The decision to file for divorce is often one of the most difficult decisions in one’s life. Filing for divorce can be time consuming, costly, and complex. For these reasons as well as others, it is crucial that anyone considering ending their marriage be sure a divorce is what they truly want.
Once you are 100% certain you are ready to file for divorce, you will need to evaluate whether you want to hire counsel or attempt to navigate the process on your own. Generally, there are several main steps that will need to taken in order to dissolve a marriage.
One of the major issues often arising during divorce is determining what to do with the marital home. In many cases, parties to a divorce are faced with the dilemma of deciding how to address the home where they resided during the marriage. In most cases, there are two options:
1. Sell the house – In many instances, the parties want a fresh start upon their divorce and will simply decide to sell the marital home and divide the sale proceeds as they agree or as the court decides. This solution is typically the simplest way to address the martial home as the parties will not be required to value or appraise the property (for purposes of the divorce), as the value (and proceeds resulting therefrom) will be determined by the sale price. The decision to sell the marital home can become complicated if the house is “under water” (i.e. the debt or mortgage on the property exceeds the value of the property). In situations such as this, the parties may want to consider a short sale of the property to free them from the debt associated with the property, but a short sale can become a complicated and long process.
Every couple has their ups and downs; even the seemingly “happiest” couples fight. It’s a part of life. Sometimes the fighting is manageable and sometimes it gets to a point where enough is enough! As a result, the rate of divorce in American society has increased over the past several decades. Although there are many different factors that may lead a couple to get divorce, the most common ground used when they need to establish grounds for divorce in Illinois is irreconcilable differences.
While every divorce is different based on the parties, in general divorce law can be boiled down to 5 main areas:
Visitation or Parenting Time
Maintenance or Alimony
What many people tend to misunderstanding about child custody is that it actually is NOT the time spent with your children. Rather custody involves having the decision making authority to be able to decide the so-called “big decisions” that involve the upbringing of your children. The three decision-making areas that the law focuses on are religion, medical care, and education. Parents must be able to agree on these three areas in order to be eligible for joint custody. Elsewise sole custody is generally sought and a custody battle ensues.
If there is one question that those embarking on a divorce are sure to ask their lawyer, you can bet the question is: How long does it take to get a divorce? Understandably, parties going through a divorce are always concerned about how long their case will last for many reasons, whether it be because of the impact on their children, the cost of the process, or planning the potential move from a residence.

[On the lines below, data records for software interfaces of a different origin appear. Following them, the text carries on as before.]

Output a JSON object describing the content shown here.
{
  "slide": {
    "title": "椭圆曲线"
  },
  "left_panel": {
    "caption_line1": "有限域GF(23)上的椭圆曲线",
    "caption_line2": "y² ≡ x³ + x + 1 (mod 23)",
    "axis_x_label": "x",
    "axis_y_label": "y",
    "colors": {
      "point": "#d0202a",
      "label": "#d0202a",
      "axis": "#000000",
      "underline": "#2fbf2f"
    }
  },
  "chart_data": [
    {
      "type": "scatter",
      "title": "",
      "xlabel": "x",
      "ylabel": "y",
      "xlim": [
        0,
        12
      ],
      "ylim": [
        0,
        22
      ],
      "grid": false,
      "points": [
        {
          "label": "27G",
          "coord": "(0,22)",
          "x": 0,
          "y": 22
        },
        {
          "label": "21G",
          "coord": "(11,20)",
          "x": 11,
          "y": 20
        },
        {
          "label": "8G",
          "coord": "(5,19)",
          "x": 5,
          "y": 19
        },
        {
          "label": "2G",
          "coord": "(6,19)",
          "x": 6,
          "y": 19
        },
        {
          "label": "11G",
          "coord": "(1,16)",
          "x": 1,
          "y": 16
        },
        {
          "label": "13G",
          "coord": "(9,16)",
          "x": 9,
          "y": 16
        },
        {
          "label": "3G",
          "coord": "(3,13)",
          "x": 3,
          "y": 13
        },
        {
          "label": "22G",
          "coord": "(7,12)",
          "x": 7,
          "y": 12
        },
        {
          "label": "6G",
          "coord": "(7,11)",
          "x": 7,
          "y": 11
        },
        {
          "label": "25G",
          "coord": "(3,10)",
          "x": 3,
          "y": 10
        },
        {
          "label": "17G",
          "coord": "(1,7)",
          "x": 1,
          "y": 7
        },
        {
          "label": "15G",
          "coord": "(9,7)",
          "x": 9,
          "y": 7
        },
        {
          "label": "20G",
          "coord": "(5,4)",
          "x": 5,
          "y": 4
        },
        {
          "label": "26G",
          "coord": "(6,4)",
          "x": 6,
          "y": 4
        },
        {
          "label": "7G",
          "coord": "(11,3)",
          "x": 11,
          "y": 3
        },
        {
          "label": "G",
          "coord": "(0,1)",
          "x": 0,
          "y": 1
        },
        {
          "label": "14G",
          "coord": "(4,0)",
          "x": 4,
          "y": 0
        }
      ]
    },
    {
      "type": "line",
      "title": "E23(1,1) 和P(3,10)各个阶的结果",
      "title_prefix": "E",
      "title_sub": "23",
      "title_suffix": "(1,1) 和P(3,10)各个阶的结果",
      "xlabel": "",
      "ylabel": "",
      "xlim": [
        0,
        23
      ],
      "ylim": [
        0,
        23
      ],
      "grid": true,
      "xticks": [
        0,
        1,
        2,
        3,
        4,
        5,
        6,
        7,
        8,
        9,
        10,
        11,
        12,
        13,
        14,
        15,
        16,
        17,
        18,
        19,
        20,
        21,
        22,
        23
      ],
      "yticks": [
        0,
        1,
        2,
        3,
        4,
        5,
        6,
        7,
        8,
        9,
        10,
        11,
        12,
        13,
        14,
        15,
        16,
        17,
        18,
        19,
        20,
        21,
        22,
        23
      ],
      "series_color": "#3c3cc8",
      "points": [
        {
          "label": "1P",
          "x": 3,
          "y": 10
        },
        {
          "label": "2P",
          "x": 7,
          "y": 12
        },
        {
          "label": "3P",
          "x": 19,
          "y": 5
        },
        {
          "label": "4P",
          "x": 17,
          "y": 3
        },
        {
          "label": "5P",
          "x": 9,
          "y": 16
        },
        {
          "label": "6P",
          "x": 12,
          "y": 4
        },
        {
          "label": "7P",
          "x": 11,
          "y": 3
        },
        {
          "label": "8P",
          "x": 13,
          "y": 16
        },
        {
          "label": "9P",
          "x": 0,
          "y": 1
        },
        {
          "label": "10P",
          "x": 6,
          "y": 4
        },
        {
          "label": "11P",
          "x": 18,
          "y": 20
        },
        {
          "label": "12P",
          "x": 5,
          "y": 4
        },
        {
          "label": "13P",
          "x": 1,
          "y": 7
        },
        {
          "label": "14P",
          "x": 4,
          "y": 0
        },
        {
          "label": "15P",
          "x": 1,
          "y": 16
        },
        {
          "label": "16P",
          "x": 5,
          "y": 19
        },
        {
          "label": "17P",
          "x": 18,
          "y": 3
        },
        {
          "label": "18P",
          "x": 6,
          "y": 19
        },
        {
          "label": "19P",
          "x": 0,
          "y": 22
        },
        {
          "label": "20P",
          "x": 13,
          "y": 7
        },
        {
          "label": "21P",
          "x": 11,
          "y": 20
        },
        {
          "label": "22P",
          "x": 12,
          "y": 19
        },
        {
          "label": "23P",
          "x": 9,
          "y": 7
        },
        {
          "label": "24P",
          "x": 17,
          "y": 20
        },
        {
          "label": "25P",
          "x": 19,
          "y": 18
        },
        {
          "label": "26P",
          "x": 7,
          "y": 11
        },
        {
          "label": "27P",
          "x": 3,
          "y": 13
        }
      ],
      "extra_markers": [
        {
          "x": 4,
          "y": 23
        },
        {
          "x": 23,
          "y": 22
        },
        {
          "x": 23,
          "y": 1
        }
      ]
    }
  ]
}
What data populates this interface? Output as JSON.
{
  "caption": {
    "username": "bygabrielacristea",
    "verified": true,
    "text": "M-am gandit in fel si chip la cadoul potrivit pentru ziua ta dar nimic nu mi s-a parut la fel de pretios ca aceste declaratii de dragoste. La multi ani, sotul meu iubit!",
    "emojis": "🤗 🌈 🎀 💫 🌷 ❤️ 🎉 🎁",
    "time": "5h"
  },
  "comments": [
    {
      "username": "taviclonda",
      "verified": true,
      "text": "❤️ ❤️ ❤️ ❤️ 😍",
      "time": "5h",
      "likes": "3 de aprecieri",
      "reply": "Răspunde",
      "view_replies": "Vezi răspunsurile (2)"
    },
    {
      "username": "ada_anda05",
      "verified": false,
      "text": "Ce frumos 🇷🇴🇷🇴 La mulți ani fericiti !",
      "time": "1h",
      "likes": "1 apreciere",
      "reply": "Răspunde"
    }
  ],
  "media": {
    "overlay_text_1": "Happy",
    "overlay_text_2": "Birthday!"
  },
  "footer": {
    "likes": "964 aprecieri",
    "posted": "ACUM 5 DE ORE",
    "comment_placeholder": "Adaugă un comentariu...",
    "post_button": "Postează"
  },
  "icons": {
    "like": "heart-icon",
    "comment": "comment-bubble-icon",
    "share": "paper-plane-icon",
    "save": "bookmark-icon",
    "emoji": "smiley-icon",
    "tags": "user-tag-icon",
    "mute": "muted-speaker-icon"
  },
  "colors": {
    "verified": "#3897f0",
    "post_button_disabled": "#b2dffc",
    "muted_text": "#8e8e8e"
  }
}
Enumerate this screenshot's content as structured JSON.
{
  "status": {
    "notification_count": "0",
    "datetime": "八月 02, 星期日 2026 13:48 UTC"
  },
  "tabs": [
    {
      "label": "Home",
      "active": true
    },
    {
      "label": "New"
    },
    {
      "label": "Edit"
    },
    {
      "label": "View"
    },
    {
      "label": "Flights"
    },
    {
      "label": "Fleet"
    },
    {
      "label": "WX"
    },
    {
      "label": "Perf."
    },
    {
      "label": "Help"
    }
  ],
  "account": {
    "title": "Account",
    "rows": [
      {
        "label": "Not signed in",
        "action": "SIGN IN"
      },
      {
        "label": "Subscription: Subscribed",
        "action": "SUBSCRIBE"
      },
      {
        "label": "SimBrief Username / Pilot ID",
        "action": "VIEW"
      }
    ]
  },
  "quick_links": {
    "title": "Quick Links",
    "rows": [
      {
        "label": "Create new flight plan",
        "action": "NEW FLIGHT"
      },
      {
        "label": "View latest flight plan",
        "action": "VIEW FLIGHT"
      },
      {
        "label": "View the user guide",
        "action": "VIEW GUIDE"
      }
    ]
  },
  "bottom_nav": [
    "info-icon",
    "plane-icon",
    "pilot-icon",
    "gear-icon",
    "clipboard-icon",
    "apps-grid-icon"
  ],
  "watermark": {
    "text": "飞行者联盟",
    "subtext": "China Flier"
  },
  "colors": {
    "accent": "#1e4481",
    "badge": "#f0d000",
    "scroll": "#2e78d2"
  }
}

When asked how long does it take to get a divorce, I always explain that unfortunately there is not a clear and concise answer I can give. Divorce can be over and done in a week and divorces can go on for many years. It all depends on the situation at hand and every case is different. What I can tell my clients is that there are numerous factors that will impact the time your divorce will take.